Check each line of the records below and collect those that include the word "thôi".

-- Entries provided follows --

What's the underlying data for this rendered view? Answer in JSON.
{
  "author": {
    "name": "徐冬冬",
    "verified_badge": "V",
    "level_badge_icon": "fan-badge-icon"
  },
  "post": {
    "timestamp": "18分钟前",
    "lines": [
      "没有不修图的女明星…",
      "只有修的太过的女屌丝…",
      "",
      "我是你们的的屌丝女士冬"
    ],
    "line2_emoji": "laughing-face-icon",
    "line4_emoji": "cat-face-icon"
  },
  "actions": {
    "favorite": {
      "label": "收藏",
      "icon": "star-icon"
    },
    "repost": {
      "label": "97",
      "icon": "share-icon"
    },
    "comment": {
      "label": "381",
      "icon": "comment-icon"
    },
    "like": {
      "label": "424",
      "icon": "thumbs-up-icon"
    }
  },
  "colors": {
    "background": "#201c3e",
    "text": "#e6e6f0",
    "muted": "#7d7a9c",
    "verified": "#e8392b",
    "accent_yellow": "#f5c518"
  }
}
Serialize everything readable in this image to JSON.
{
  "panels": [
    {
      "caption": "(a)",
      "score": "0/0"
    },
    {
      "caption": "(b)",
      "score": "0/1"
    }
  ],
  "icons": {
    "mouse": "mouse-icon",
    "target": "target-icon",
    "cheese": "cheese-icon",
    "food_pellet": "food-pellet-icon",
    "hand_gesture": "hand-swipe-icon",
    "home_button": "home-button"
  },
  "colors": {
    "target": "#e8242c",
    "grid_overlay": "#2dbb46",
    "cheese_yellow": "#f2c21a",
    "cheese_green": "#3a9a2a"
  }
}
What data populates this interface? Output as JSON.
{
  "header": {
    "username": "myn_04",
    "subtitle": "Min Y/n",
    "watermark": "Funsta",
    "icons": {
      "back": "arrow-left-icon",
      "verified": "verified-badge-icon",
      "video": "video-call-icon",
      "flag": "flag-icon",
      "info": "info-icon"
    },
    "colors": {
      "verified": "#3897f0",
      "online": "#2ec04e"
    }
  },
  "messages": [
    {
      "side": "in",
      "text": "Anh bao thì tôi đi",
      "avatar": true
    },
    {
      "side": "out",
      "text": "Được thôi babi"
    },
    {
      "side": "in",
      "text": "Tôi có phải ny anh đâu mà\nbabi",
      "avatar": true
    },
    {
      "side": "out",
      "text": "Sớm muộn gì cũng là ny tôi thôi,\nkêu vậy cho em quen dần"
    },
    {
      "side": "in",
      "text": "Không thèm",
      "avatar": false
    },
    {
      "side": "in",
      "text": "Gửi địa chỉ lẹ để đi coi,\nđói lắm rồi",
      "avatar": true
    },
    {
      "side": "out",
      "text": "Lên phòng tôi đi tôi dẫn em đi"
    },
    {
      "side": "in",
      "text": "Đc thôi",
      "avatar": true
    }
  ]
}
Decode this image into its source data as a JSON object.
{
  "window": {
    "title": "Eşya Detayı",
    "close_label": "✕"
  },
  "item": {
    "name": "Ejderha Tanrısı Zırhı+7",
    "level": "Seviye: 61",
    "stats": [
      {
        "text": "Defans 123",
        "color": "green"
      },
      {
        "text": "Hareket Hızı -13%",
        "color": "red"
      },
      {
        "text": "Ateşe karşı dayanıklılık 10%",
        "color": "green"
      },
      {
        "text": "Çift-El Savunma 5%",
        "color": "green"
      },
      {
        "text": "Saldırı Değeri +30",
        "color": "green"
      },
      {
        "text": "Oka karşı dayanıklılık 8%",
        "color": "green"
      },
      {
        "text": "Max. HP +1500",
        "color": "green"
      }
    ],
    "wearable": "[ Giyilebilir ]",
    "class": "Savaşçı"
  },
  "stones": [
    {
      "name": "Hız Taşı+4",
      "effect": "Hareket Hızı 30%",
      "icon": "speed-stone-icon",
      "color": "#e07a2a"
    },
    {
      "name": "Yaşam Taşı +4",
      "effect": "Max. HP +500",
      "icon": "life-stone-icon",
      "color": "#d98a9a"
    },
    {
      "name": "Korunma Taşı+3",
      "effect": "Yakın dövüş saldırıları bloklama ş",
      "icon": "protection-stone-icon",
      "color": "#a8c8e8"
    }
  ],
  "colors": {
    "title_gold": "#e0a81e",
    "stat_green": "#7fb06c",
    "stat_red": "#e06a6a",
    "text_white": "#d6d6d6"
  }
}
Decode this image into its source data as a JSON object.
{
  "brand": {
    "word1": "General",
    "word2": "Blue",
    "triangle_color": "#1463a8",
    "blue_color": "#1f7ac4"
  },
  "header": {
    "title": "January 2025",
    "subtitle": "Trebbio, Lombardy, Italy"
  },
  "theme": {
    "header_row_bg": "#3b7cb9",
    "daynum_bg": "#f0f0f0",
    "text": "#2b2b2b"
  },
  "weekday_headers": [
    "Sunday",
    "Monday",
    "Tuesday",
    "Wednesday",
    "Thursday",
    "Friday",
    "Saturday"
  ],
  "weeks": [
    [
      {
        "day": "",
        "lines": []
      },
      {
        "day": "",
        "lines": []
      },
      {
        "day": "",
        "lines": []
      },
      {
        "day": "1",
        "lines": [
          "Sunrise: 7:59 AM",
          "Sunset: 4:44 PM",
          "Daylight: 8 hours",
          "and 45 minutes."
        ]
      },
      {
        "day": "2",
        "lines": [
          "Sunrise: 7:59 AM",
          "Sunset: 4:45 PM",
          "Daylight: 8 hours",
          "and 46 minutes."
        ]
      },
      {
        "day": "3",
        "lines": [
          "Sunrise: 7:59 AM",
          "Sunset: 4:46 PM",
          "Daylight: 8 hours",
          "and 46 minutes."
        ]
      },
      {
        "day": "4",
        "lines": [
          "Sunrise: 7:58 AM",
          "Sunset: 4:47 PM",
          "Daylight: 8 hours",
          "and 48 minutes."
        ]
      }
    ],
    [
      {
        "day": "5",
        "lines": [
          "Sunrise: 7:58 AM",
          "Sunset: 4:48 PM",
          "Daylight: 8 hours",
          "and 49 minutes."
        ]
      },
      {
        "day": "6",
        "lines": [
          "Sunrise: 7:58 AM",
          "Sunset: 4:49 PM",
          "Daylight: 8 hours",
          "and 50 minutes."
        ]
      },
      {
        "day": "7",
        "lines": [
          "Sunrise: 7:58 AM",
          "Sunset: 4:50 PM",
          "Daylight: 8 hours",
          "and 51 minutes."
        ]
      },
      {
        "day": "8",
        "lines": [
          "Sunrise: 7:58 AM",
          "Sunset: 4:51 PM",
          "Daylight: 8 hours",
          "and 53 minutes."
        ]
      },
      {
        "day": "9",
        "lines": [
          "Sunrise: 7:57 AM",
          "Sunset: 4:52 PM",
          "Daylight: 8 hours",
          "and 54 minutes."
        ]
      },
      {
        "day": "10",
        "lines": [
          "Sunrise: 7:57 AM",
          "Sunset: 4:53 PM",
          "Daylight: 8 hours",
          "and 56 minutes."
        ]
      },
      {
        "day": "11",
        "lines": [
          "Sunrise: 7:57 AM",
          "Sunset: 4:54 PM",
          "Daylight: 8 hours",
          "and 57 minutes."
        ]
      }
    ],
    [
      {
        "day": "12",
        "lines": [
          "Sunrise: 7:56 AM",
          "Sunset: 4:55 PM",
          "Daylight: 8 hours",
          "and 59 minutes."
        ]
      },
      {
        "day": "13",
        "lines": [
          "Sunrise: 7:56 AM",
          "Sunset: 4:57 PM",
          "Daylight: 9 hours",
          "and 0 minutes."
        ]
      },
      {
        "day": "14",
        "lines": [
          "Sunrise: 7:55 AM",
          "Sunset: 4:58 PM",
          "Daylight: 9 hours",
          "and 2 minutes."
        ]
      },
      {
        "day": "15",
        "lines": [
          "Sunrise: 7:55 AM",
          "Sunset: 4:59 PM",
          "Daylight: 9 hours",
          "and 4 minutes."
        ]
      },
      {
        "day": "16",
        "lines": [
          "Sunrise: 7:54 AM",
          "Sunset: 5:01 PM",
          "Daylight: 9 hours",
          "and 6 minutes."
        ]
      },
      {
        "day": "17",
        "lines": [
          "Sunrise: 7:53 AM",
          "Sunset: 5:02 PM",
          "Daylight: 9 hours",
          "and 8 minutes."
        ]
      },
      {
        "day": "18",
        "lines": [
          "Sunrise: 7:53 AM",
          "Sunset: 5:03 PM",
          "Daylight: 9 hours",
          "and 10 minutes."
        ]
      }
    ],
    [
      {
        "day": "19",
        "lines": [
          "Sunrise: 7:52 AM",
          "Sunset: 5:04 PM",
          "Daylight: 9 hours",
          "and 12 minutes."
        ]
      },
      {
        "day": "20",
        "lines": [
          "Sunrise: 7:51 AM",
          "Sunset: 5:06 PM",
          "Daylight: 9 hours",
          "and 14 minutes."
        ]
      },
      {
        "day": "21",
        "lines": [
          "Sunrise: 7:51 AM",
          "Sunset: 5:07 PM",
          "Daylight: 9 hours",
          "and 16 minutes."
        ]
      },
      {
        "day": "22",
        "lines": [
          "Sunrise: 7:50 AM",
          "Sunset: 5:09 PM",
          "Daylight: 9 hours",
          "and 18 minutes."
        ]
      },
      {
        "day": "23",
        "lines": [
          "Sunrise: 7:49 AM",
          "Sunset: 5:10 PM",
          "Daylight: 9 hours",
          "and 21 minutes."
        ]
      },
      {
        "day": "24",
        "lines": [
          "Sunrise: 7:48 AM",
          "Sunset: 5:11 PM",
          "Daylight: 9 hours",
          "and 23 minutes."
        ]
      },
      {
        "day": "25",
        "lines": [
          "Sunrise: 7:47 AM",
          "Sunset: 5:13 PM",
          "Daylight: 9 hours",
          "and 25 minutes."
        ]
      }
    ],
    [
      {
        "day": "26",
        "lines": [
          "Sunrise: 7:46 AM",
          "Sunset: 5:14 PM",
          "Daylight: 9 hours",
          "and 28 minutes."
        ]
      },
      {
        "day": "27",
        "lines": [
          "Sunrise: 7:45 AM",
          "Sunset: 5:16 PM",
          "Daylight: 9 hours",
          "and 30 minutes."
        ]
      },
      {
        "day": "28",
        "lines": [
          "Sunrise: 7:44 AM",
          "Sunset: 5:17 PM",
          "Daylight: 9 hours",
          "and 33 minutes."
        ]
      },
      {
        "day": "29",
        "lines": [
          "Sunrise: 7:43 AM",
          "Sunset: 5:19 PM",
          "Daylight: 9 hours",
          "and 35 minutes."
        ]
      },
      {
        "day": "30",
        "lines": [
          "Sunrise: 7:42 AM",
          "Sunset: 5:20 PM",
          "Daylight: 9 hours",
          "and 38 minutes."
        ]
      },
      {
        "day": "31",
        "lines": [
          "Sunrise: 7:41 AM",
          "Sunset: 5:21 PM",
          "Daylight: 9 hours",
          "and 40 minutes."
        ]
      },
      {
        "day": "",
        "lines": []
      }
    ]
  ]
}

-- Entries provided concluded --

- Result of this task
      "text": "Được thôi babi"
      "text": "Sớm muộn gì cũng là ny tôi thôi,\nkêu vậy cho em quen dần"
      "text": "Đc thôi",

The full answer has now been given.